Bottled 2013 2713 bottles Aged 6 years in oak, 8 in stainless
You may know of LAWS's fascination with Charbay whiskey -- see Release I, Release II, and the private LAWS Edition. Simply put, we feel there is nothing else like it in the whiskey world. In 1999, 13th-generation distiller Marko Karakasevic took 20,000 gallons of bottle-ready, craft pilsner beer and distilled it down into whiskey. Nobody had really ever done that before, and as far as we know there still isn't anyone except Marko who's distilling "real," bottle-ready beer into whiskey. The results are remarkable and unmistakeably Charbay.
This is the 3rd official release of the 1999 pilsner distillation.
There's that craveable, distinctive Charbay pilsner nose.
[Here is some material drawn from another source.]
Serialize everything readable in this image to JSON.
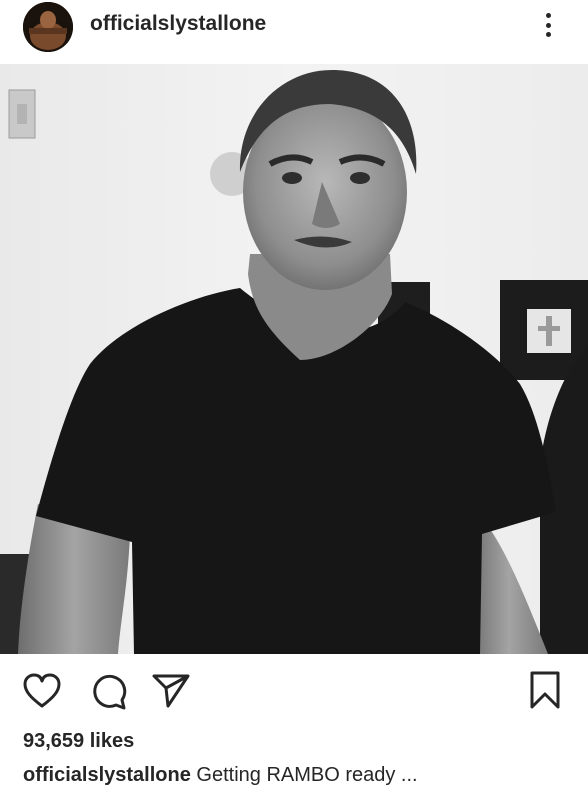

Strong, sweet, herbal, fruity, evergreen, it's constantly evolving and hard to pin down. The only thing the scent is slightly comparable to is Amaro Montenegro (an Italian liqeuer, blend of over 40 herbs), though this has much more breadth and depth. This is the nose you'll come to crave. You just can't find it anywhere else.
The palate is an immediate onslaught of deep flavors. Bursts of dried fruits -- mixed berreis (cherries especially) and cider notes keep coming back, with varying esoteric liqueurs and herbal digestifs, all nicely sweet. Charbay's pilsner whiskey is one that really defies accurate description. The main thing to understand is that it is BIG. The finish sticks for quite some time and brings you back for more.
As you might expect, it's bolder than Release II (in fact II is almost watery in direct comparison) and I much prefer it to that one. There's more wood and spice here than Release I.
Whiskey is getting pricey these days, and this is no exception. But of all the high-end bottles currently out there, this is one of the very best. It can go toe-to-toe with any of the top single malts or bourbons -- but don't try to compare it to them. Aside from its sister releases, there's nothing else like it.
Wow! Very excited for another Charbay release... Clove and lemon cake and subtle fruit on the nose, a bit of hops, but lacks the intense pungent sweetness that is so pronounced on the nose of Release 1 and LAWS. This has flattened out a bit, but is still seductive and intoxicating.
There's a nice weight to the palate feel. This is not as ethereal as Release 1. The hops are concentrated like a reduction, dense, but not as broad a spectrum of flavor - not as wildly herbaceous as prior versions, but still big and bright and layered with fruit and spice flavors. Between the high ABV and the intensity of flavors, very little, other than another Charbay, could follow this and hold its own. Rich, lingering sweet-hot finish is as expected.
If you'd never had another Charbay this would be truly unique and absolutely phenomenal. After many ounces of the divine nectars that are Release 1 and the LAWS bottling it is merely excellent - superior to Release 2.
N: The expected Charbay nose, with big minty hoppy herbal notes and less expected hints of orange custard, chocolate, and marshmallows. A bit more rounded and sweet compared to the sharp dry nose of the first release.
P: Delightfully powerful in strength, explodes with hops and herbs with some oak swimming in the background.
F: Thick and sticky, evergreen builds and builds with each sip.
I don't have too much to add to the above, but this is an all around excellent release. Dark amber color, with sweet hops on the nose. On my tongue it is just all around deliciousness with chocolate and hops. Great finish. [10/18/13]
The nose has all of that hops and spice that I'm used to from these Charbay releases along with a perfume like quality. The palate is sweet and hoppy with a thick mouthfeel. You get the funky, hoppy character but with less of the marijuana note than I've tasted in some of the other releases. The finish is hoppy and spicy and lasts pretty much forever. This release is sweeter than any of the other Charbay pilsners I've had. It's great, funky stuff, and I like it better than the original Release II, possibly because it's at a higher strength, but I still think it's hard to beat the boldness of the very first release.